Long Day’s Journey Into Night

(Kino-Lorber) Wei Tang, Jue Huang, Sylvia Chang, Hong-Chi Lee. This Chinese art house hit follows a lonely man returning to his native province where he reminisces about a mysterious woman whom he met 20 years earlier. Apparently, the hour-long climax was done in one single shot. Like most of director Gan Bi’s work, this is like nothing you’ve ever seen before. April 12

Satan & Adam

(Cargo) Sterling “Mr. Satan” Magee, Adam Gussow, Al Sharpton, The Edge. This duo of street musicians known as Satan and Adam couldn’t have been more different; one was a veteran Mississippi delta blues man who backed up the likes of Etta James and James Brown (at the Apollo Theater no less), the other an Ivy League-educated harmonica player. Together though they made music that would make Old Scratch himself dance a jig. April 12

The Man Who Killed Don Quixote

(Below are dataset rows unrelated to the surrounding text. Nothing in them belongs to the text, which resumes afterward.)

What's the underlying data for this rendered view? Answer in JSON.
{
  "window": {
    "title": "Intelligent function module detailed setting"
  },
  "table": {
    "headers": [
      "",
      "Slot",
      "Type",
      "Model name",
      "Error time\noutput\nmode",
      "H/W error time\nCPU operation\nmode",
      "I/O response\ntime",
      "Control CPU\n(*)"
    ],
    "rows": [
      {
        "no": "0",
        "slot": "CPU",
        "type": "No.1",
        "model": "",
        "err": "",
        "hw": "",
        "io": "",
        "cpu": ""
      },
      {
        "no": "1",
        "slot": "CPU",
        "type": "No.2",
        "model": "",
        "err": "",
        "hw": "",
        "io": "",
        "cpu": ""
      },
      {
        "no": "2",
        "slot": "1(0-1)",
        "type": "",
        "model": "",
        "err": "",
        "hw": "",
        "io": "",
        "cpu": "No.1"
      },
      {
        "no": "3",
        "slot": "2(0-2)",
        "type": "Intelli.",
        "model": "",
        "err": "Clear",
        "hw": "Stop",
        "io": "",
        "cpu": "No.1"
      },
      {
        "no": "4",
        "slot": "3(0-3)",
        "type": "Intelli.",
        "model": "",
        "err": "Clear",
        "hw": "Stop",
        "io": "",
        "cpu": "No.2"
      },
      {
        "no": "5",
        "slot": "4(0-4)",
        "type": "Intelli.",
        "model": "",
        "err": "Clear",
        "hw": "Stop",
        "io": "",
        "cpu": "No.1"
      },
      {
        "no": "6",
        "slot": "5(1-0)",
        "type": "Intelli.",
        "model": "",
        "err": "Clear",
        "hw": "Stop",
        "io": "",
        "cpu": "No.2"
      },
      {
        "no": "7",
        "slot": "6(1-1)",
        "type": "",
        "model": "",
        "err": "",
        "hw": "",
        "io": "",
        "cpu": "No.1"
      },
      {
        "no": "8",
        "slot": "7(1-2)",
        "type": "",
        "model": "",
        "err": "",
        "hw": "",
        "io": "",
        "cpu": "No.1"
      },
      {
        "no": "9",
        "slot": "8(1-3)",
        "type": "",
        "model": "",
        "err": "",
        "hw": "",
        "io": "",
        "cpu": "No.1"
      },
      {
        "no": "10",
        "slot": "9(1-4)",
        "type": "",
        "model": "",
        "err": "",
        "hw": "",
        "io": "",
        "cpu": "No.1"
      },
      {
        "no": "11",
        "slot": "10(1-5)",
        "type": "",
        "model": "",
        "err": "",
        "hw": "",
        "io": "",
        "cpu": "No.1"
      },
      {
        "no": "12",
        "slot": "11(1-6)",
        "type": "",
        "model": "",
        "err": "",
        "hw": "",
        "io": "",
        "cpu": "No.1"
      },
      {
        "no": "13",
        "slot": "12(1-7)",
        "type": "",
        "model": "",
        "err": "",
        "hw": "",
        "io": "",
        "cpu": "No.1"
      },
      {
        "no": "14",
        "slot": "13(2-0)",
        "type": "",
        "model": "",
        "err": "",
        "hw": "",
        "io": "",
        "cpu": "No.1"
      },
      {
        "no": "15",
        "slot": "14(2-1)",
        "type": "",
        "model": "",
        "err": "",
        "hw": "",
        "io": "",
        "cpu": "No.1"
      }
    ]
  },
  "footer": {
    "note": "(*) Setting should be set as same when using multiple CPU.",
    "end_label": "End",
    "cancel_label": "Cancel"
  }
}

(Screen Media) Adam Driver, Jonathan Pryce, Stellan Skarsgård, Olga Kurylenko. This long-awaited Terry Gilliam film finally sees the light of day! An acclaimed but cynical film director gets sucked into the delusions of a Spanish cobbler who believes himself to be Don Quixote de la Mancha and the director to be Sancho Panza. As the delusion becomes increasingly surreal, the director is forced to confront the repercussions of a film he made as a young man that devastated a Spanish village and the impending mortality of the cobbler. April 10 (Fathom Releases)

Under the Silver Lake

(A24) Andrew Garfield, Riley Keough, Topher Grace, Jimmi Simpson. A young man whose life is going nowhere meets an effervescent young woman frolicking in the pool of his apartment complex and makes a connection – or so he thinks. When she seemingly disappears the next morning, he goes on a quest searching L.A. for hidden clues to find the girl of his dreams. April 19

The White Crow

(Sony Classics) Oleg Ivenko, Ralph Fiennes, Louis Hofmann, Adele Exarchopoulos. Rudolf Nureyev was perhaps the greatest dancer in the world. The Soviet Union used him as a political symbol of Soviet superiority in the arts. At the height of the Cold War, he defected – an act that was much more complicated than it sounds. April 26